** Opening Supplied data block **

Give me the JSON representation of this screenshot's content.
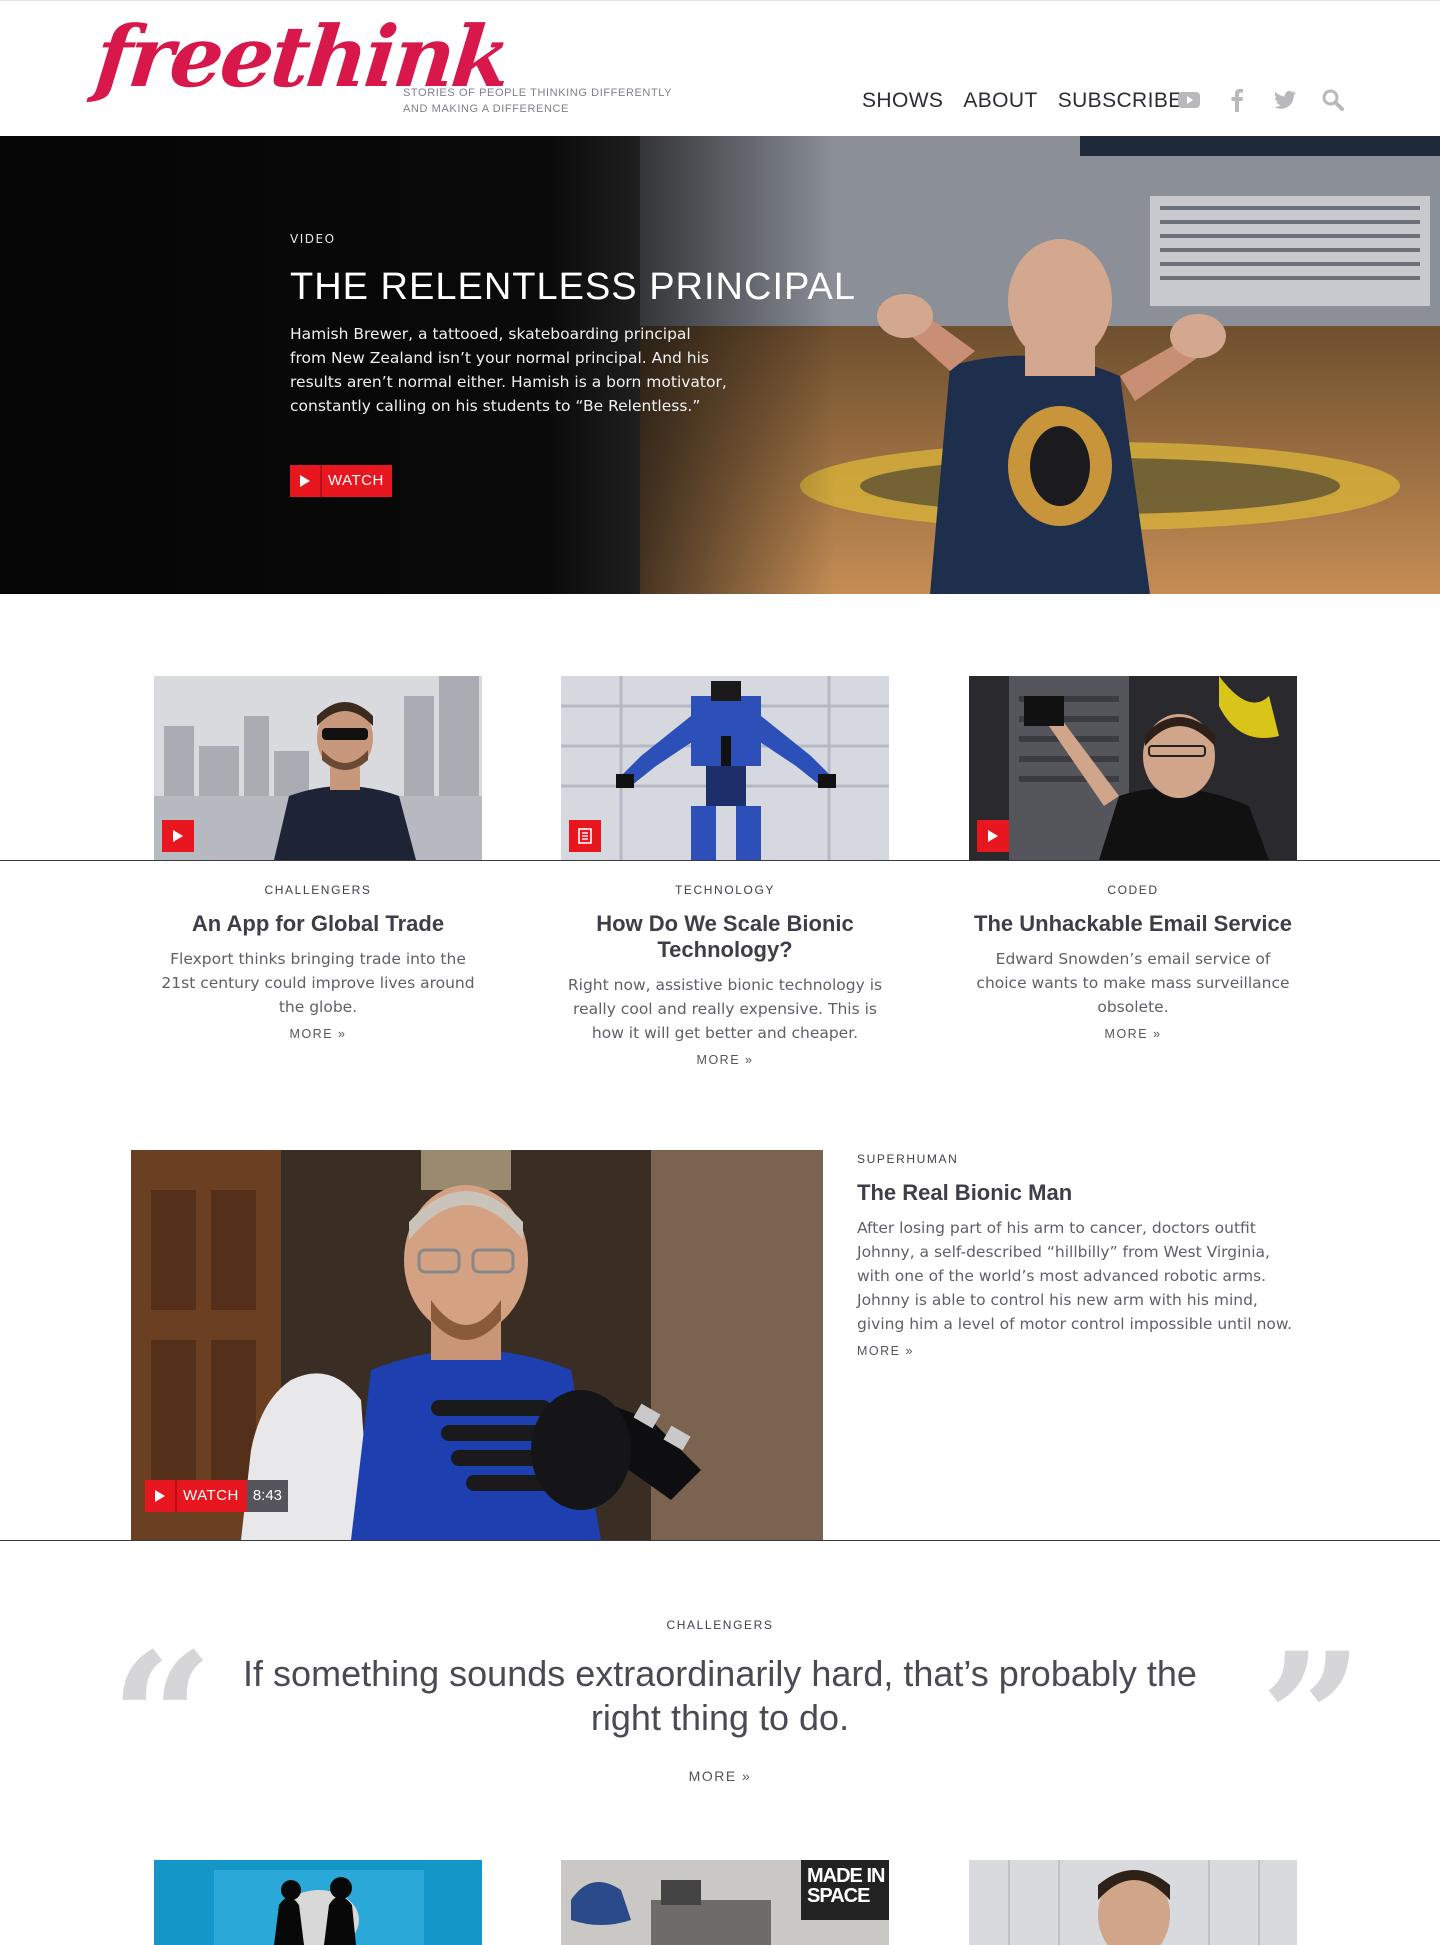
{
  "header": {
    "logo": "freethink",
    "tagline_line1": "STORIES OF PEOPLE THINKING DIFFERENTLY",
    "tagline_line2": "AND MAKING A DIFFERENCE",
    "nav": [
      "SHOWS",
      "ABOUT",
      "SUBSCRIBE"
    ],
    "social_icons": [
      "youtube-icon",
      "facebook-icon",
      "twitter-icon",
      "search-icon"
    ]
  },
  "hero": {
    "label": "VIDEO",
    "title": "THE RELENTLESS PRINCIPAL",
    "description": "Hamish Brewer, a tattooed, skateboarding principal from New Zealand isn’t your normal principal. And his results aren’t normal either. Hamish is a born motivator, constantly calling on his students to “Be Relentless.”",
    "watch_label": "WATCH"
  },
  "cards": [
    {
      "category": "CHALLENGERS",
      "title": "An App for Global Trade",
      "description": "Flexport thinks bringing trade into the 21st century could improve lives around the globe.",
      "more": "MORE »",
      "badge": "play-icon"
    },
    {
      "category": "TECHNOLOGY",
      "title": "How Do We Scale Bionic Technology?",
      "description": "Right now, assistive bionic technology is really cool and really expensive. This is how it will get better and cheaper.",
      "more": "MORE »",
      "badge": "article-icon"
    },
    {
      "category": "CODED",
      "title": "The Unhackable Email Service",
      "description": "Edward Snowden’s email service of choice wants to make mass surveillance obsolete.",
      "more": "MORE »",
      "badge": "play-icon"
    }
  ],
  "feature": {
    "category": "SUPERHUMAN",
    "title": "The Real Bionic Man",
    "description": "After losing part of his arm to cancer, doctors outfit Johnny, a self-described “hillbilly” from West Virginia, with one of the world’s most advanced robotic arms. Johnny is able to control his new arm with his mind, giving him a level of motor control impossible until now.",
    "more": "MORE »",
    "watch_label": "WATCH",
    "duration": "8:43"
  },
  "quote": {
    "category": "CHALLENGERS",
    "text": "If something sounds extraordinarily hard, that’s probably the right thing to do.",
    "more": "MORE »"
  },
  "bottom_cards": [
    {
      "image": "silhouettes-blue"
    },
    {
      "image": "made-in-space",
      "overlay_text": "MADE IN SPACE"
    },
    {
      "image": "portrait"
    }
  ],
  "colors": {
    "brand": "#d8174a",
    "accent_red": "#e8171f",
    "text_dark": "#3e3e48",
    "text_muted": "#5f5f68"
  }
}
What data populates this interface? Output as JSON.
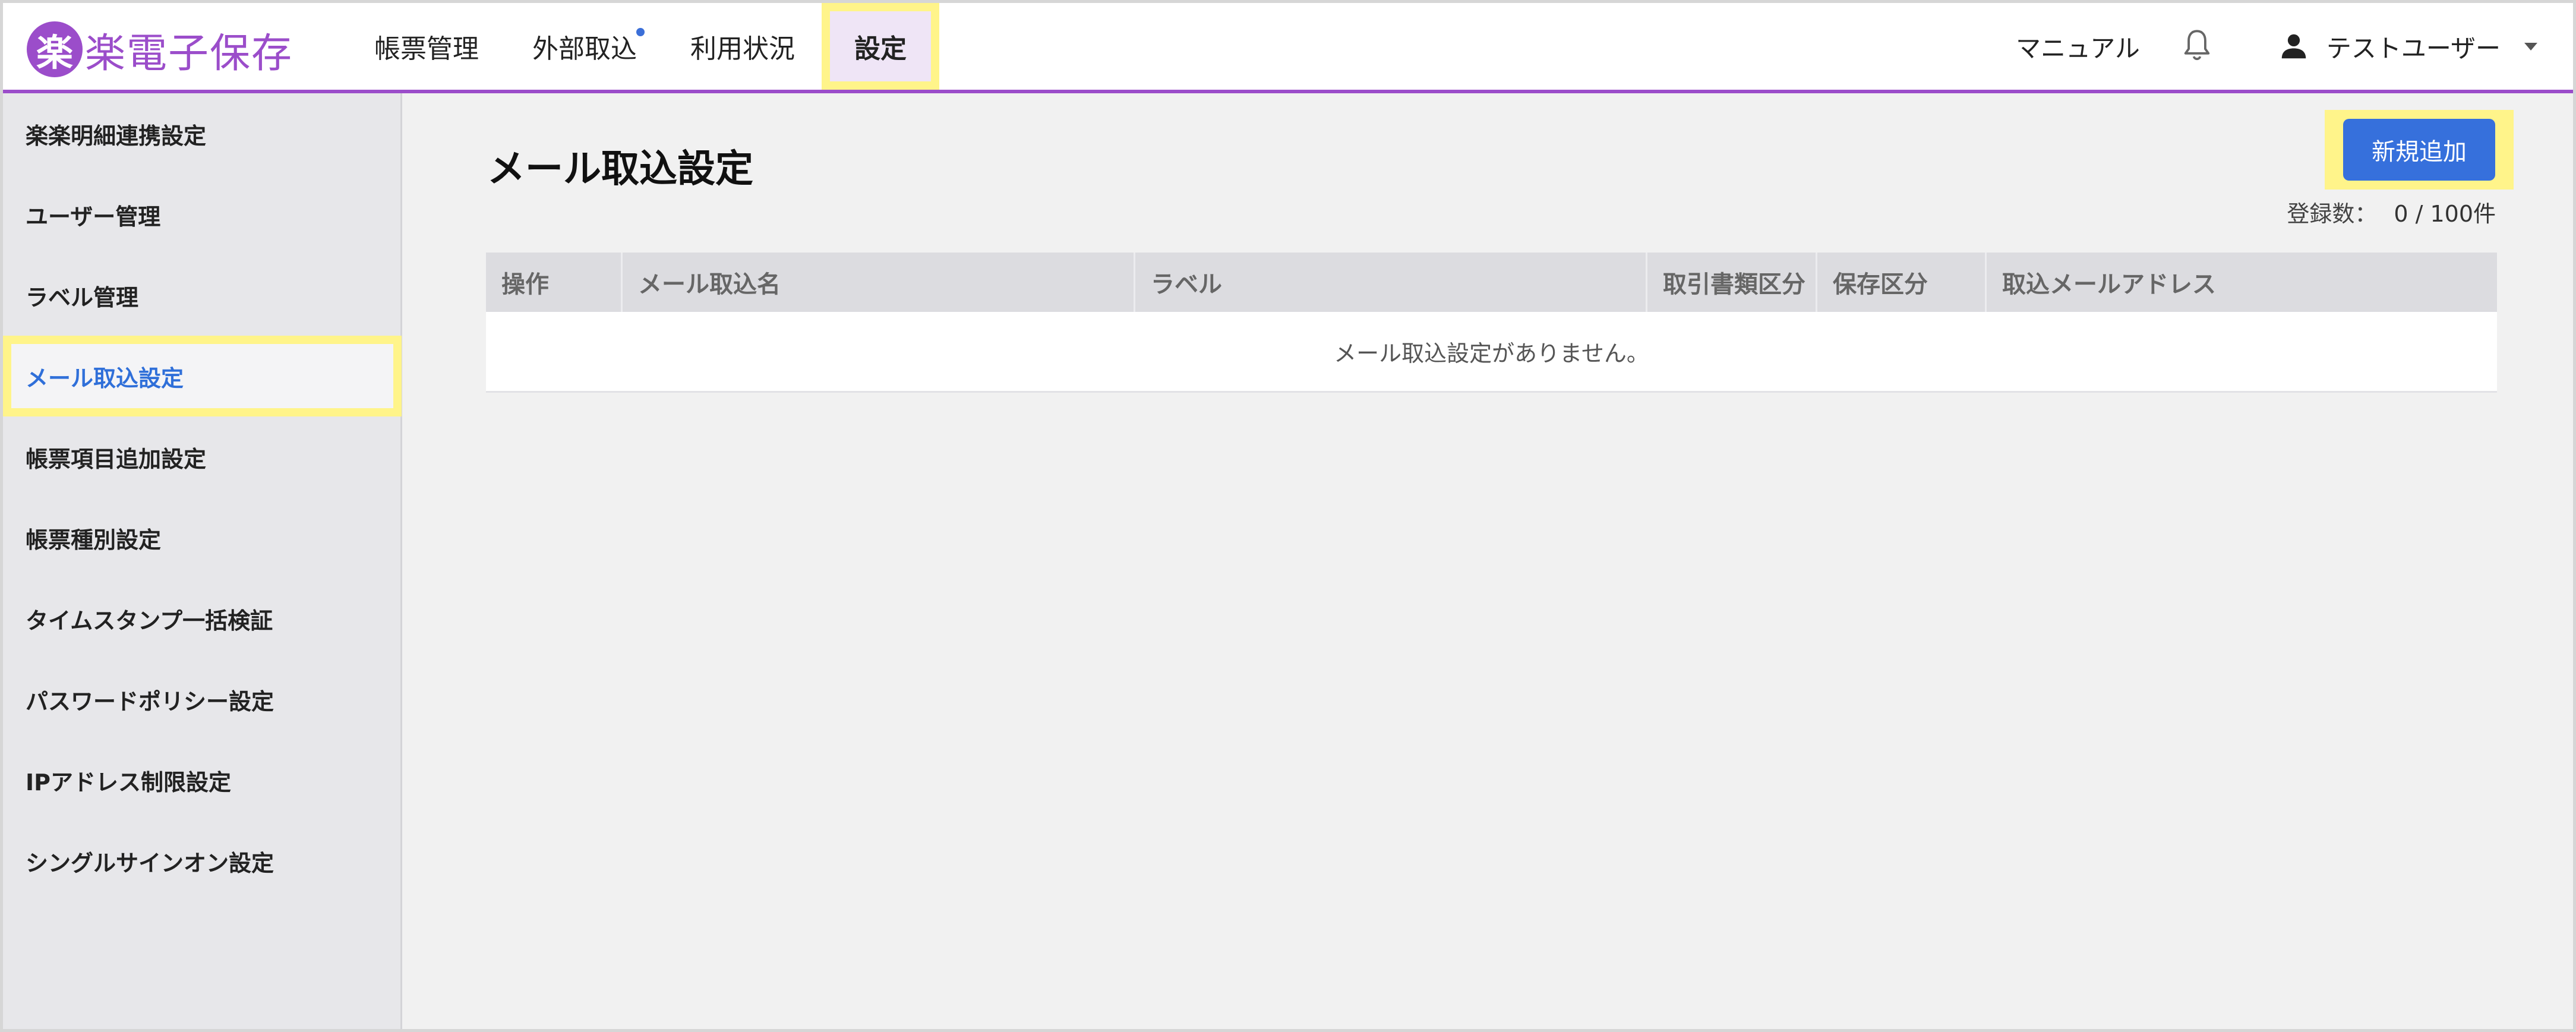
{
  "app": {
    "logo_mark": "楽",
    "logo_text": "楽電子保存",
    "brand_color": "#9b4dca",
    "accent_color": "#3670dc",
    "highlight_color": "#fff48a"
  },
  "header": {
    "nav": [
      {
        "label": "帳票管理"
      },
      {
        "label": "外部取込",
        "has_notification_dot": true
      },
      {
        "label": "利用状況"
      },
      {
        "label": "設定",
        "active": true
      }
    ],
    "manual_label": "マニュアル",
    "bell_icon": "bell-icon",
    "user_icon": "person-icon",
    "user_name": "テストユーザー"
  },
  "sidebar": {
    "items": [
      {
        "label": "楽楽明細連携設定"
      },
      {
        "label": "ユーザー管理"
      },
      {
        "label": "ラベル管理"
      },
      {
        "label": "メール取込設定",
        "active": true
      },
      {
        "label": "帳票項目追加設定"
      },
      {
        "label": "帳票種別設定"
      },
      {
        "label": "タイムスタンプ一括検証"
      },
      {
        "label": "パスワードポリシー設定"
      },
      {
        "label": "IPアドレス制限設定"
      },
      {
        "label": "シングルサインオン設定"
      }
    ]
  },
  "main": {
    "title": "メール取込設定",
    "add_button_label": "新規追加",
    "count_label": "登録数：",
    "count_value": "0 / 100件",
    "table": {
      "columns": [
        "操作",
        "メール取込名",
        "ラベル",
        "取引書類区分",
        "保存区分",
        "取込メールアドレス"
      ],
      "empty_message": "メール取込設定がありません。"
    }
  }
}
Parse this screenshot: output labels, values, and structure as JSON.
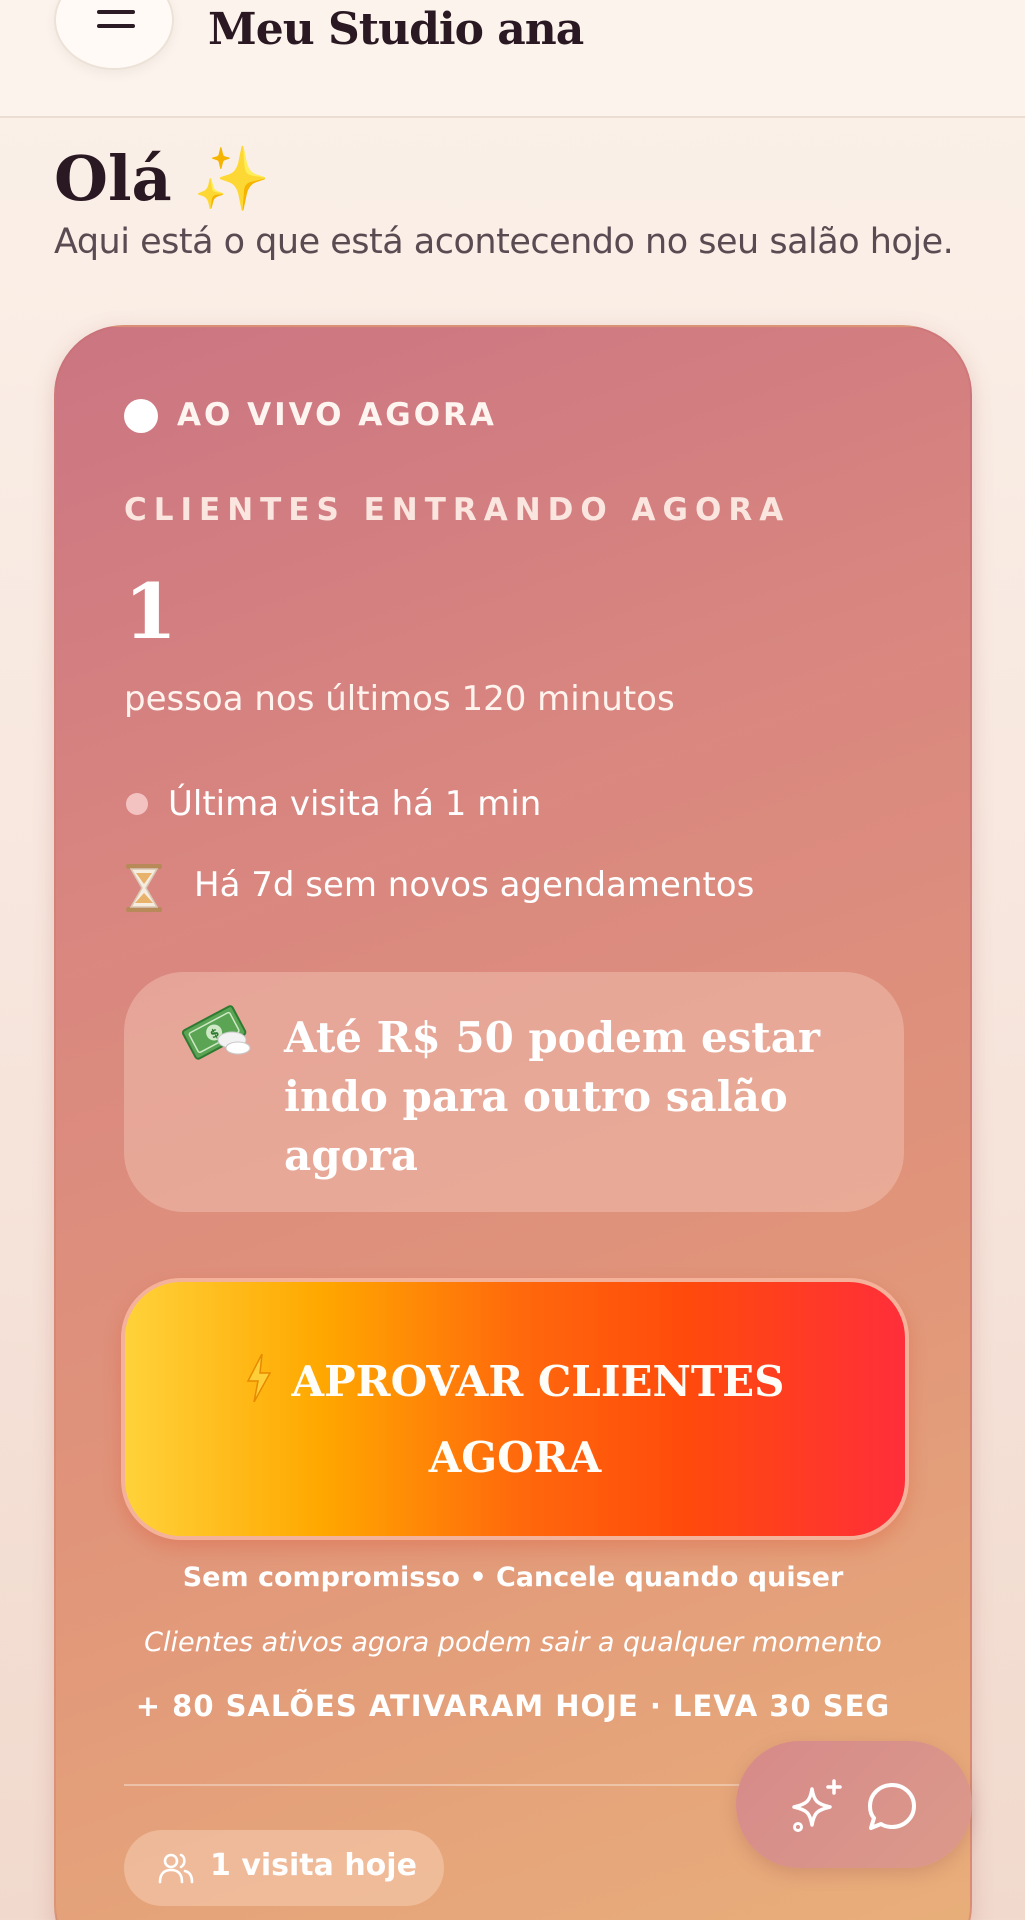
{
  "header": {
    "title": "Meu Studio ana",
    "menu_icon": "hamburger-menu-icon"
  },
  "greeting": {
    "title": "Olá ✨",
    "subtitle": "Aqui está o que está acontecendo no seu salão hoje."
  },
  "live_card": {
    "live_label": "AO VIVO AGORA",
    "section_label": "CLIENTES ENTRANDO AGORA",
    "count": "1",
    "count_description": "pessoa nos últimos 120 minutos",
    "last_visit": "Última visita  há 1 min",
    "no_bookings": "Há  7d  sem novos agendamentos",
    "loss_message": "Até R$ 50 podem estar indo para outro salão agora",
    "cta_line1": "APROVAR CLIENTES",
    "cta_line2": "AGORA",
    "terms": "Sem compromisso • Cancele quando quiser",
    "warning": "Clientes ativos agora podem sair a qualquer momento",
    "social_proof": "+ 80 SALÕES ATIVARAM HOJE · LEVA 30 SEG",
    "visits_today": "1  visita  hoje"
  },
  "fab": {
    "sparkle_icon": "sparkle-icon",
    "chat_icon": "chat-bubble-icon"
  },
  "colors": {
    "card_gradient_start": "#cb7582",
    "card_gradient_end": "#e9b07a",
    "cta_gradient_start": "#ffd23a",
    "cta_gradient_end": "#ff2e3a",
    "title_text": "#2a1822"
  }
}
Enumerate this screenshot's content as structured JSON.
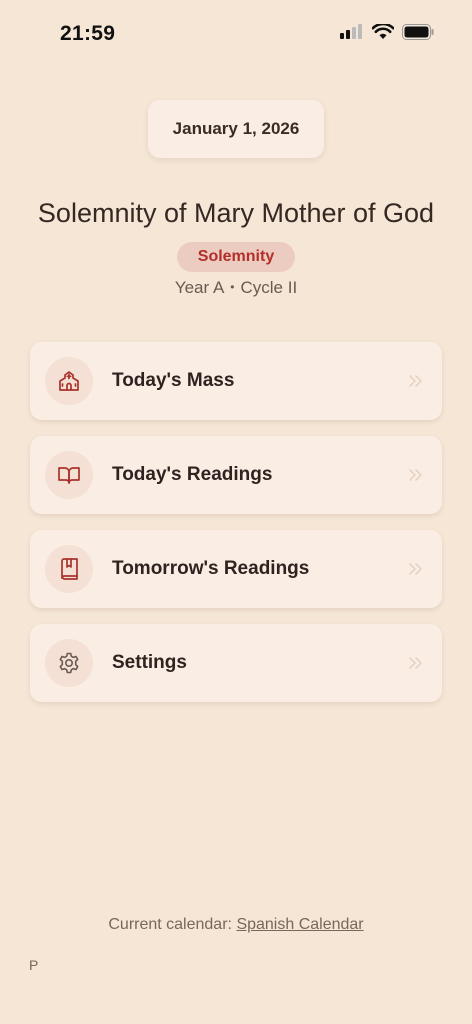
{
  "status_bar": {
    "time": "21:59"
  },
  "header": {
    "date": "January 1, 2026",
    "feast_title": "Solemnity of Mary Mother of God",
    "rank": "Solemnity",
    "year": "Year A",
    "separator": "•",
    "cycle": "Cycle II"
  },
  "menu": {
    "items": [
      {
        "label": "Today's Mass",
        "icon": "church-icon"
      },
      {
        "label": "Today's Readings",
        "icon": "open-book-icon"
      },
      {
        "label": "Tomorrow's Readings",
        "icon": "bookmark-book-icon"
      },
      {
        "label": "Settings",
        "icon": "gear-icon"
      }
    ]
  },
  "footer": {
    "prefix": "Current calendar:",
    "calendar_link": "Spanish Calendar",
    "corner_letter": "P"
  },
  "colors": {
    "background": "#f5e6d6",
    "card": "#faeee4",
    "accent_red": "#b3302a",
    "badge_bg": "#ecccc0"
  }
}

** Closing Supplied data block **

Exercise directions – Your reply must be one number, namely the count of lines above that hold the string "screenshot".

Answer to this exercise – 3